In this Harvey Award-winning DC graphic novel, Superman teams up with kids Roberta and Tommy Lee to put an end to the racial terrorism they experience after Jimmy Olsen chooses Tommy to be the new pitcher of a local community baseball team. Released just before the world went into full pandemic mode, Yang's story with art from Gurihiru is a rallying cry to stand up to hate, including AAPI hate, and a reminder that Superman loathes white supremacy. Always has, actually: the script draws inspiration from the 1940s Superman radio serial “Clan of the Fiery Cross.”
Part memoir, part reportage, and part basketball history primer, this winner of an Eisner Award, Harvey Award, and Michael L. Printz Award follows Yang as he covers the Bishop O'Dowd High School Boys Basketball team in their pursuit of the 2014–2015 Mens California State Championship Title. The theme of stepping beyond one's comfort zone to go after unguaranteed milestones repeats like a chorus throughout the book, which also chronicles Yang's final year as a full-time math and computer science teacher.
For someone who admits to hating sports (especially basketball) in the first panel of the graphic novel, Yang's eventual appreciation shines in the way he captures the intensity of the O'Dowd Dragons' game play. From illustrating the growing tension of clock countdowns, to the suspense at the freethrow line, to the definitive "BLARR" that often frames last-second shots, Yang's lettering and panel pacing around each game is so exceptional, it's possible you'll grumble and cheer out loud.

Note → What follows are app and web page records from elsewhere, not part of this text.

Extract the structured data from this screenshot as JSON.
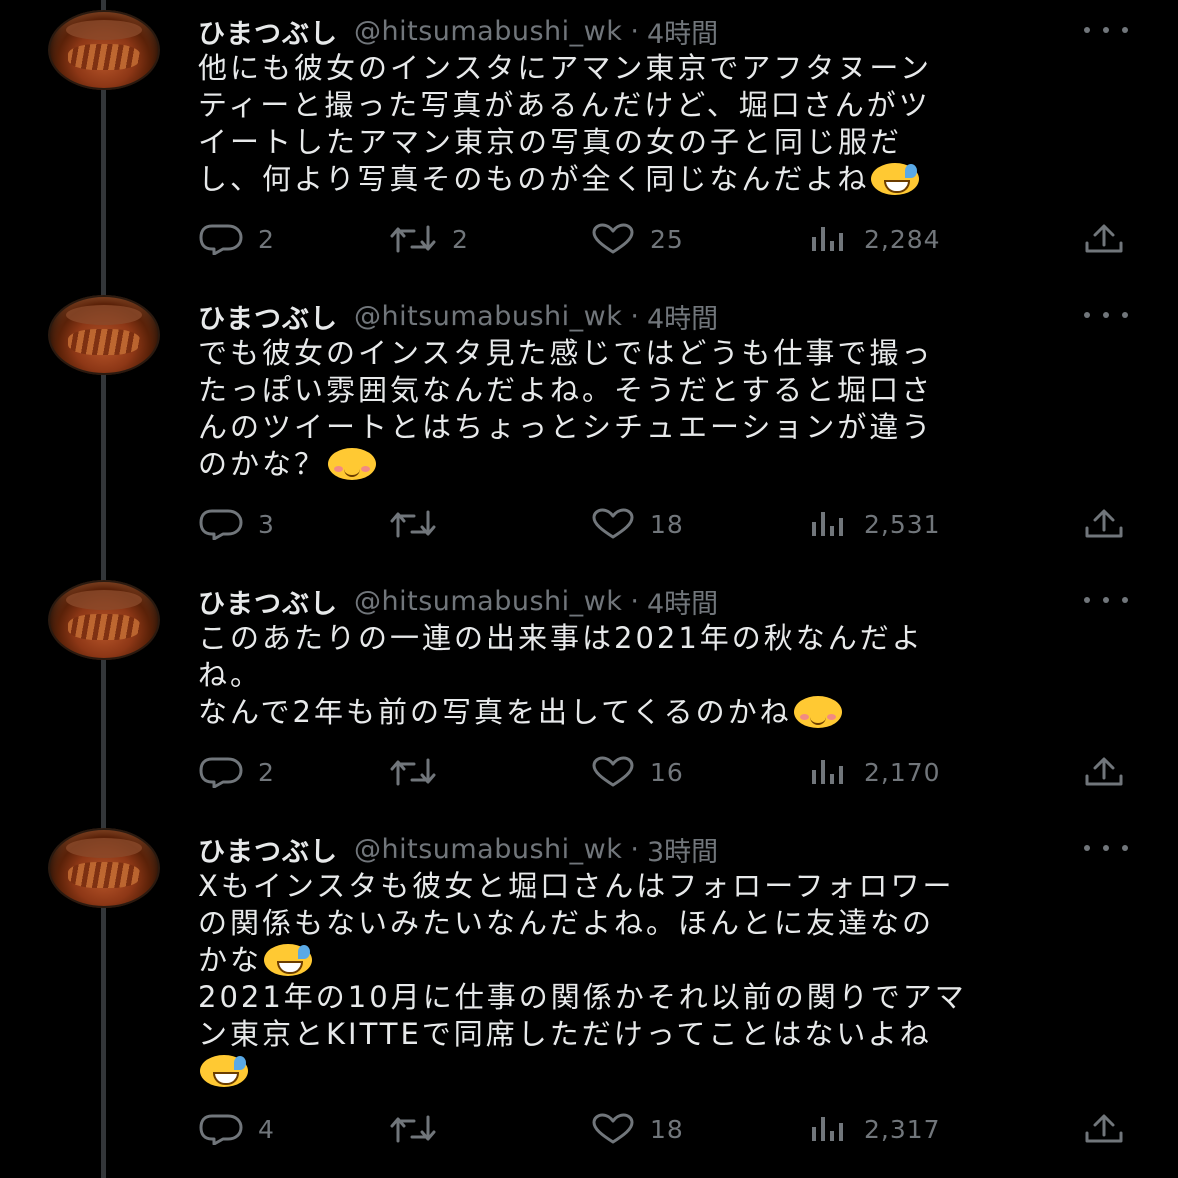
{
  "tweets": [
    {
      "name": "ひまつぶし",
      "handle": "@hitsumabushi_wk",
      "separator": "·",
      "time": "4時間",
      "lines": [
        "他にも彼女のインスタにアマン東京でアフタヌーン",
        "ティーと撮った写真があるんだけど、堀口さんがツ",
        "イートしたアマン東京の写真の女の子と同じ服だ",
        "し、何より写真そのものが全く同じなんだよね"
      ],
      "emoji": [
        {
          "line": 3,
          "type": "sweat-smile-emoji"
        }
      ],
      "replies": "2",
      "reposts": "2",
      "likes": "25",
      "views": "2,284"
    },
    {
      "name": "ひまつぶし",
      "handle": "@hitsumabushi_wk",
      "separator": "·",
      "time": "4時間",
      "lines": [
        "でも彼女のインスタ見た感じではどうも仕事で撮っ",
        "たっぽい雰囲気なんだよね。そうだとすると堀口さ",
        "んのツイートとはちょっとシチュエーションが違う",
        "のかな？"
      ],
      "emoji": [
        {
          "line": 3,
          "type": "smiling-blush-emoji"
        }
      ],
      "replies": "3",
      "reposts": "",
      "likes": "18",
      "views": "2,531"
    },
    {
      "name": "ひまつぶし",
      "handle": "@hitsumabushi_wk",
      "separator": "·",
      "time": "4時間",
      "lines": [
        "このあたりの一連の出来事は2021年の秋なんだよ",
        "ね。",
        "なんで2年も前の写真を出してくるのかね"
      ],
      "emoji": [
        {
          "line": 2,
          "type": "smiling-blush-emoji"
        }
      ],
      "replies": "2",
      "reposts": "",
      "likes": "16",
      "views": "2,170"
    },
    {
      "name": "ひまつぶし",
      "handle": "@hitsumabushi_wk",
      "separator": "·",
      "time": "3時間",
      "lines": [
        "Xもインスタも彼女と堀口さんはフォローフォロワー",
        "の関係もないみたいなんだよね。ほんとに友達なの",
        "かな",
        "2021年の10月に仕事の関係かそれ以前の関りでアマ",
        "ン東京とKITTEで同席しただけってことはないよね",
        ""
      ],
      "emoji": [
        {
          "line": 2,
          "type": "sweat-smile-emoji"
        },
        {
          "line": 5,
          "type": "sweat-smile-emoji"
        }
      ],
      "replies": "4",
      "reposts": "",
      "likes": "18",
      "views": "2,317"
    }
  ],
  "icons": {
    "reply": "reply-icon",
    "repost": "repost-icon",
    "like": "heart-icon",
    "views": "views-icon",
    "share": "share-icon",
    "more": "more-icon"
  },
  "colors": {
    "background": "#000000",
    "text": "#e7e9ea",
    "muted": "#71767b",
    "thread_line": "#333639"
  }
}
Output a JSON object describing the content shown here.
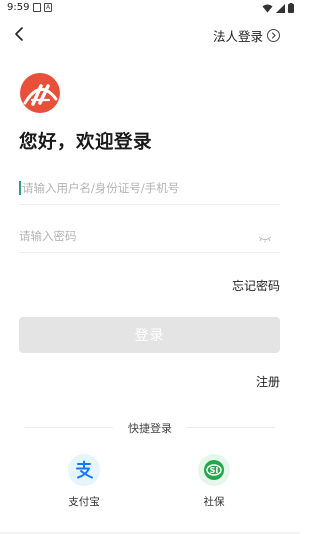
{
  "status_bar": {
    "time": "9:59",
    "left_icons": [
      "image-icon",
      "a-icon"
    ],
    "right_icons": [
      "wifi-icon",
      "signal-icon",
      "battery-icon"
    ]
  },
  "nav": {
    "back_icon": "chevron-left-icon",
    "corp_login_label": "法人登录",
    "corp_login_icon": "circle-arrow-right-icon"
  },
  "brand": {
    "logo_icon": "brand-logo-icon",
    "logo_color": "#e8503a"
  },
  "greeting": "您好，欢迎登录",
  "form": {
    "username_placeholder": "请输入用户名/身份证号/手机号",
    "password_placeholder": "请输入密码",
    "password_toggle_icon": "eye-closed-icon",
    "forgot_label": "忘记密码",
    "login_label": "登录",
    "register_label": "注册",
    "accent_color": "#2a9d8f"
  },
  "quick_login": {
    "label": "快捷登录",
    "items": [
      {
        "label": "支付宝",
        "icon": "alipay-icon",
        "color": "#1677ff"
      },
      {
        "label": "社保",
        "icon": "social-security-icon",
        "color": "#22a84a"
      }
    ]
  }
}
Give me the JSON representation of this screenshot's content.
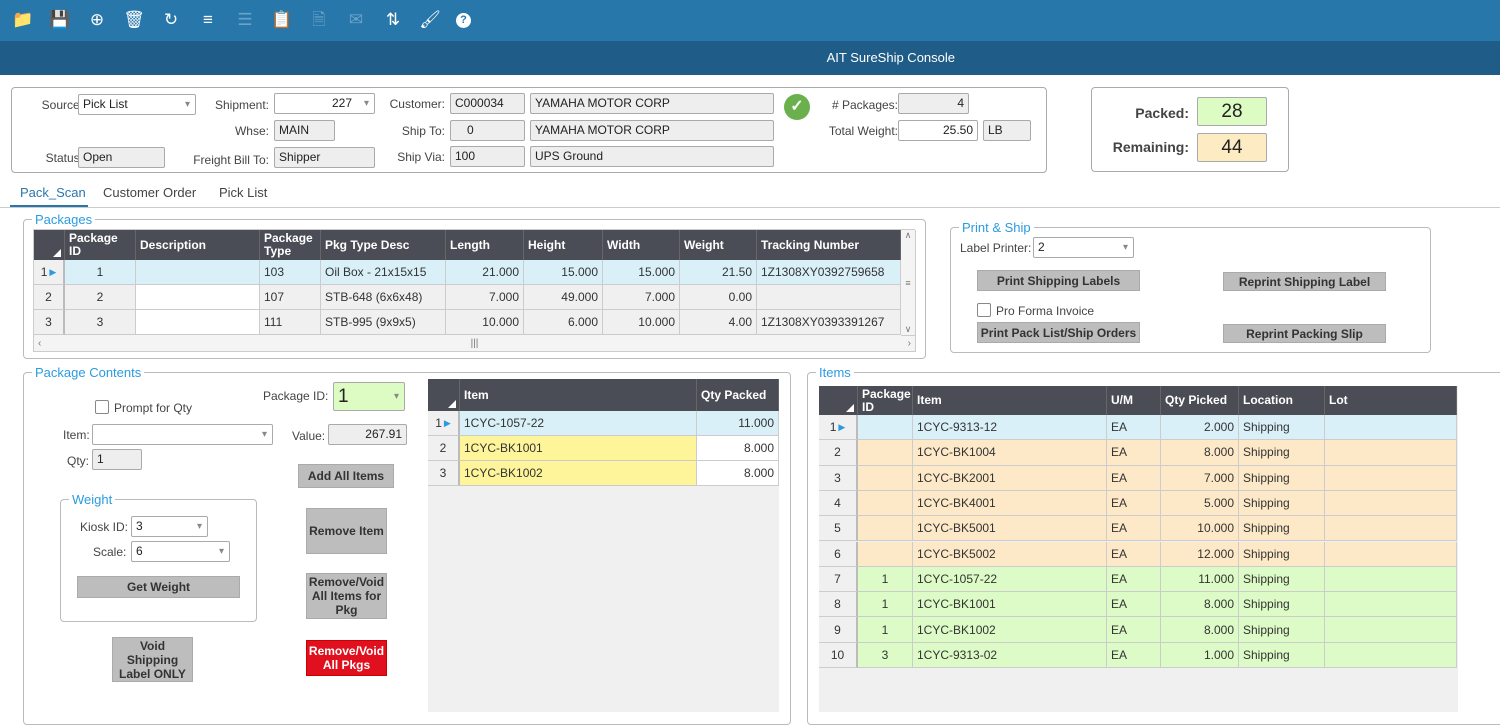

Yang and Gurihiru team up once again to develop a series of Avatar: The Last Airbender graphic novels published by Dark Horse Comics. The graphic novels pick up where the Nickelodeon series ends, expanding on subplots originally introduced by Bryan Konietzko and Michael Dante Dimartino in the animated series. Volumes are collected into five separate omnibuses: The Search, The Promise, The Rift, Smoke and Shadow, and North and South, with The Rift clocking in as the largest omnibus of the set. In it, Yang spotlights earthbender Toph Beifong as she journeys with Aang, Katara, and Sokka to investigate a refinery operating on sacred Airbender lands.